Segment Start: DATA FOR THIS TASK

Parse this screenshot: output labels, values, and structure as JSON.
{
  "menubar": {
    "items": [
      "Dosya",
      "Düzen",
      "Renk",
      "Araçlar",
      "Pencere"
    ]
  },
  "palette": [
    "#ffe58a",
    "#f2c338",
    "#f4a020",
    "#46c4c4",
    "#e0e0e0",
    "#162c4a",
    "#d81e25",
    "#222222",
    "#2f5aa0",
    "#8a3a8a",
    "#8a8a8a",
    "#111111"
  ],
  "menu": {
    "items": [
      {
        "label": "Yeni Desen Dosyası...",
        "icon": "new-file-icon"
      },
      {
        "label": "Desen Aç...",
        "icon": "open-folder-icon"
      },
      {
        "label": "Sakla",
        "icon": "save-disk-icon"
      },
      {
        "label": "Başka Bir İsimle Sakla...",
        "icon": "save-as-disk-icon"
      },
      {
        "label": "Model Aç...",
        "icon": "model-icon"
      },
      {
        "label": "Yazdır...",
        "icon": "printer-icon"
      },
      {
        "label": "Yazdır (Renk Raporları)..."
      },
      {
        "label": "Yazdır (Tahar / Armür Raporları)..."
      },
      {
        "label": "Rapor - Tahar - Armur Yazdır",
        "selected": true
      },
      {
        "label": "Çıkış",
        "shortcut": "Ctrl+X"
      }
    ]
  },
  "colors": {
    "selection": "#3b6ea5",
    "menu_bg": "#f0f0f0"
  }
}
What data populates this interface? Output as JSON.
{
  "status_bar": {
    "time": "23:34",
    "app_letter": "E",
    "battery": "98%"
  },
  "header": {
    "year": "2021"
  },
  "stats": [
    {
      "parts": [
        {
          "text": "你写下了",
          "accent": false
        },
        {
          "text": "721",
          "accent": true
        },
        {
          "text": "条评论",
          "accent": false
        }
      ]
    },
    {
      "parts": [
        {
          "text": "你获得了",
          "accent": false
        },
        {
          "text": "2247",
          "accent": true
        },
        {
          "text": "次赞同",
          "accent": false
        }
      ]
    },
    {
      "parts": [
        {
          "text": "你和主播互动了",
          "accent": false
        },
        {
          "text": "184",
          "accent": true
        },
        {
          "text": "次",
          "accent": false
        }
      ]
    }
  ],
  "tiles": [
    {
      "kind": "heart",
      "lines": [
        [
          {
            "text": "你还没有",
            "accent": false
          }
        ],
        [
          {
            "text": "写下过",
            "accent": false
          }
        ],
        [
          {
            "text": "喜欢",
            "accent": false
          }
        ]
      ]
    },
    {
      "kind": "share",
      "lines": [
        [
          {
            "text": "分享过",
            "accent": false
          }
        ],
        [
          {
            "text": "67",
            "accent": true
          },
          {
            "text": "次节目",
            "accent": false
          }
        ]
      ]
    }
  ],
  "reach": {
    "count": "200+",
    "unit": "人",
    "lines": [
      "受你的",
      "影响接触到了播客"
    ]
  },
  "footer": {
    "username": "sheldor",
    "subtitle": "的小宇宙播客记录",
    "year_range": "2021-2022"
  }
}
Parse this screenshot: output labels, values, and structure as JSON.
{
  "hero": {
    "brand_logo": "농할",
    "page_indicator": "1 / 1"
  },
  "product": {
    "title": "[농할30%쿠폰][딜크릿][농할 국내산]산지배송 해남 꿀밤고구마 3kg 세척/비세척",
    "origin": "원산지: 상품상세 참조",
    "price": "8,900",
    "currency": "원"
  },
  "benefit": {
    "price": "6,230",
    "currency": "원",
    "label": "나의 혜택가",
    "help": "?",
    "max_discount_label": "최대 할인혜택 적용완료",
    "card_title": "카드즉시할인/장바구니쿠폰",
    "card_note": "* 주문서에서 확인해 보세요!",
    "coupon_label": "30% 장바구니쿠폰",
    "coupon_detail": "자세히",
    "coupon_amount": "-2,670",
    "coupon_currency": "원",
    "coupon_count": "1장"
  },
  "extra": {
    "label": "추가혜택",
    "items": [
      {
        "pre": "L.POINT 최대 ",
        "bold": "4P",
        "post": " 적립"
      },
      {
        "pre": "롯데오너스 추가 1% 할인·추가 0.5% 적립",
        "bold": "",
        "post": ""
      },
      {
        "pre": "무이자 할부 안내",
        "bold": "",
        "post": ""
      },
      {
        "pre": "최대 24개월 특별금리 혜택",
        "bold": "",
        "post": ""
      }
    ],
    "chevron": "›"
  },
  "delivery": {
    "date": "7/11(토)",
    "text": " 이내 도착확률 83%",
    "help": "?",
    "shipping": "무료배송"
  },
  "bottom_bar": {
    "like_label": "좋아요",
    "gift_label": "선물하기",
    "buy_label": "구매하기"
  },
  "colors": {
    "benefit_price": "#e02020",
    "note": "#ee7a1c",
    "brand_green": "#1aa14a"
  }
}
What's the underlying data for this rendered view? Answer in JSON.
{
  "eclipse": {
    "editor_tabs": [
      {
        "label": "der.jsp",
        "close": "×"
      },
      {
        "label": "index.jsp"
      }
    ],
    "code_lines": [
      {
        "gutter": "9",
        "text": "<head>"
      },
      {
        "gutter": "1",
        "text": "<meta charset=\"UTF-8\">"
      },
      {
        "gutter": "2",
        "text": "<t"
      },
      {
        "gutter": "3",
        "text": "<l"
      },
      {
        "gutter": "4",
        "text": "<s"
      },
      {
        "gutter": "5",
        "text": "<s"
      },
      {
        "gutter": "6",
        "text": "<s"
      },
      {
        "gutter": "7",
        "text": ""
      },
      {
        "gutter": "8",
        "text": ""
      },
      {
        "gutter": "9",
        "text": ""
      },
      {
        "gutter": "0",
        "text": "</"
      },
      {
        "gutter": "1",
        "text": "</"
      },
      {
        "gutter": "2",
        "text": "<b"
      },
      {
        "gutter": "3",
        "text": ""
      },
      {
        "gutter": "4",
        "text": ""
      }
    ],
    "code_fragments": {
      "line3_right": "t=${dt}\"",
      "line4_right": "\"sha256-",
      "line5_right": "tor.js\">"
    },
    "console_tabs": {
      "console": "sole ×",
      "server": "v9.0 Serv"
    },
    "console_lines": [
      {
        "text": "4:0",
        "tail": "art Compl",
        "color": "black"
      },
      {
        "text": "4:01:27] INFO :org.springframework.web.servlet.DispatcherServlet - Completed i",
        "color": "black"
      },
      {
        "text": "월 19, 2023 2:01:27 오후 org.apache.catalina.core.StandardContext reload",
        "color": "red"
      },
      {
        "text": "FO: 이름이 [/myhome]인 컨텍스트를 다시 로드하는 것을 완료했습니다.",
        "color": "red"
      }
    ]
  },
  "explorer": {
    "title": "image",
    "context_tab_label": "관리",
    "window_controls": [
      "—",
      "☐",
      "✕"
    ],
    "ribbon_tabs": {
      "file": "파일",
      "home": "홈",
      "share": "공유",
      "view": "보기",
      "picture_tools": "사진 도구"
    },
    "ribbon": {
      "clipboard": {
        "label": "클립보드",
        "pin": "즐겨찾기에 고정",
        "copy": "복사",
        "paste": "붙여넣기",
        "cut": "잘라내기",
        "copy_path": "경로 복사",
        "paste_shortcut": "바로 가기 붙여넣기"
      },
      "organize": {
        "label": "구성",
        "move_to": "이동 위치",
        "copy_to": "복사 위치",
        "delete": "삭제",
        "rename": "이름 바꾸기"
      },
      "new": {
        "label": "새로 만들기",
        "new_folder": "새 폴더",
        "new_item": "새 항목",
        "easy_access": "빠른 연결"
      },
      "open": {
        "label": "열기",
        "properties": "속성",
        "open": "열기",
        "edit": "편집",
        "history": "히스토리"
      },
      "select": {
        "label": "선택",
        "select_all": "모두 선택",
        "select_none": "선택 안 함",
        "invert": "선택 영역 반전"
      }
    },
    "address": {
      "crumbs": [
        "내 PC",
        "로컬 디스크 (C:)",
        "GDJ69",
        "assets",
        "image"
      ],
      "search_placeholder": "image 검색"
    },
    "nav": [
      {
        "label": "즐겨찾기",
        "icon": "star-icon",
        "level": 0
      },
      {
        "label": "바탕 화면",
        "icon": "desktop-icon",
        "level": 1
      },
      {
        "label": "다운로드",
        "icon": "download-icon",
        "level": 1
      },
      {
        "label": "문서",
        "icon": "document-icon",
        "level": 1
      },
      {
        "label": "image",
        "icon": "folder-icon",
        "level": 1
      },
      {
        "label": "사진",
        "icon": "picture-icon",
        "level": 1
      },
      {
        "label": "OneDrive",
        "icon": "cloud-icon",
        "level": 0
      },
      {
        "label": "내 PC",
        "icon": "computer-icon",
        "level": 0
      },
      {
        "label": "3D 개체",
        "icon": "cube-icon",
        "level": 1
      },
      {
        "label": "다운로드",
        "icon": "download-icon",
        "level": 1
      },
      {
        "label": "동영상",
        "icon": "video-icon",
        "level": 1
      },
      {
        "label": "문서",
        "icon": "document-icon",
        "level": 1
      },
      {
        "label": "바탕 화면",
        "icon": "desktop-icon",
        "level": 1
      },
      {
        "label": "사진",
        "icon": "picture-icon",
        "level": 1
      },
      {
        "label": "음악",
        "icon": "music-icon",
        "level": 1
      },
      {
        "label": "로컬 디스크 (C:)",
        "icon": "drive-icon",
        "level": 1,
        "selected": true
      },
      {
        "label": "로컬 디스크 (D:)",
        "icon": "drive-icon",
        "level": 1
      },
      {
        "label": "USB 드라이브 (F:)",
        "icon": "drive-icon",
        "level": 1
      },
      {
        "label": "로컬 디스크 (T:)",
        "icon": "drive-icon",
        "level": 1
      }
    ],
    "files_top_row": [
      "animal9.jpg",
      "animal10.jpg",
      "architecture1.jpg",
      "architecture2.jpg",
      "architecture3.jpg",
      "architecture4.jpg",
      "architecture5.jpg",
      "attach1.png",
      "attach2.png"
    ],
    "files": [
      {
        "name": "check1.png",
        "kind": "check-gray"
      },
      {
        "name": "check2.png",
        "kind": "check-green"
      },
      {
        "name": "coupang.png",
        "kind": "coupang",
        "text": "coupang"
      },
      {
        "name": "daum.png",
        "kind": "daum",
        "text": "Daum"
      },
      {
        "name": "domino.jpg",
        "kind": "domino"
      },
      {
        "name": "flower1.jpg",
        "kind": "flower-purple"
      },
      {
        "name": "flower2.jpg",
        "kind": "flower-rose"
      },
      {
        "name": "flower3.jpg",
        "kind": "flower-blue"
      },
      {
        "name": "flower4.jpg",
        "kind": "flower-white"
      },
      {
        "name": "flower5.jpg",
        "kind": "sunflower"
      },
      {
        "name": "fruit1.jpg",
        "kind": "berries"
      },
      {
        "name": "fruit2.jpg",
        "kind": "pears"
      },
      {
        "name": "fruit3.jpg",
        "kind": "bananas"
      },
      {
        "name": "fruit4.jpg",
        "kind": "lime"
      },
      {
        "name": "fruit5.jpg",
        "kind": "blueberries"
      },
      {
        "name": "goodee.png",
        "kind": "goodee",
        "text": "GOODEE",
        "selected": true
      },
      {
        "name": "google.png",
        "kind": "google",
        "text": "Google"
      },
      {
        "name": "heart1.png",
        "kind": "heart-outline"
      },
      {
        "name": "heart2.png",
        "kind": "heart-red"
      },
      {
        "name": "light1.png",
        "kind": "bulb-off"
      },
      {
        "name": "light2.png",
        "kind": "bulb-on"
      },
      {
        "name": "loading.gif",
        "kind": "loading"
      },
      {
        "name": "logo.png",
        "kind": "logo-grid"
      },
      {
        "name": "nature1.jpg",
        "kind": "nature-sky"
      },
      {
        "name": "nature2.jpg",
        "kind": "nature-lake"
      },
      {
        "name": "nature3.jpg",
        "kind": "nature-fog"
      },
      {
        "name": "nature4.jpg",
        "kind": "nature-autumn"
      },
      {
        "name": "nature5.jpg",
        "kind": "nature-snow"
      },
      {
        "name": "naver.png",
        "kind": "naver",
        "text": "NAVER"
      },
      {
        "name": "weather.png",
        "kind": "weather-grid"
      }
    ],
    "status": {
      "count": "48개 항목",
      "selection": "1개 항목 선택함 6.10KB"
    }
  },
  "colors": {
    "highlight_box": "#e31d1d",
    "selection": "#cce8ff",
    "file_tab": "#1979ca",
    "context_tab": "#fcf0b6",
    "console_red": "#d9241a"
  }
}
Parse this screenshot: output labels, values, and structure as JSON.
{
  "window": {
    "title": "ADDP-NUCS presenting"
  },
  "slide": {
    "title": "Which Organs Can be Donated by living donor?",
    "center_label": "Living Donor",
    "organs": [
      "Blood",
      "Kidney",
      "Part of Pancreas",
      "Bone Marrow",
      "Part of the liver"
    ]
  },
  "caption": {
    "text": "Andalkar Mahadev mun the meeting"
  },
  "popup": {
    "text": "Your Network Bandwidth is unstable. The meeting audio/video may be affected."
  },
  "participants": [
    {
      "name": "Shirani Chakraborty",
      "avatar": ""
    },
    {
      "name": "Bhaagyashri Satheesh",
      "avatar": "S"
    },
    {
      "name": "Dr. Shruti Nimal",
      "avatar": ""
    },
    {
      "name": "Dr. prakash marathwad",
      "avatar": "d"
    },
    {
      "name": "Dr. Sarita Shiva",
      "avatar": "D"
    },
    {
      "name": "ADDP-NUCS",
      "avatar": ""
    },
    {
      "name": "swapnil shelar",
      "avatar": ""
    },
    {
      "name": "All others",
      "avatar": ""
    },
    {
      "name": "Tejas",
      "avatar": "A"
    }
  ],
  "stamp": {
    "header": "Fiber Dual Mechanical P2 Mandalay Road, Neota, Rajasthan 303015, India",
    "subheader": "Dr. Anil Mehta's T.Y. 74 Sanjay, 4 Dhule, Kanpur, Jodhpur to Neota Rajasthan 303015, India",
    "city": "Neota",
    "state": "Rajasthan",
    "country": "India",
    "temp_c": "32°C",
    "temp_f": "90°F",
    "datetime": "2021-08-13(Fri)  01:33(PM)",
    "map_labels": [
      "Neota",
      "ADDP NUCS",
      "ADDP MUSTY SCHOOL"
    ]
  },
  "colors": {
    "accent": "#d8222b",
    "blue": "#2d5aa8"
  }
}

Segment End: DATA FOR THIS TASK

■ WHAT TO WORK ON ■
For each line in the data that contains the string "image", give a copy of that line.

■ YOUR SOLUTION ■
    "title": "image",
        "image"
      "search_placeholder": "image 검색"
        "label": "image",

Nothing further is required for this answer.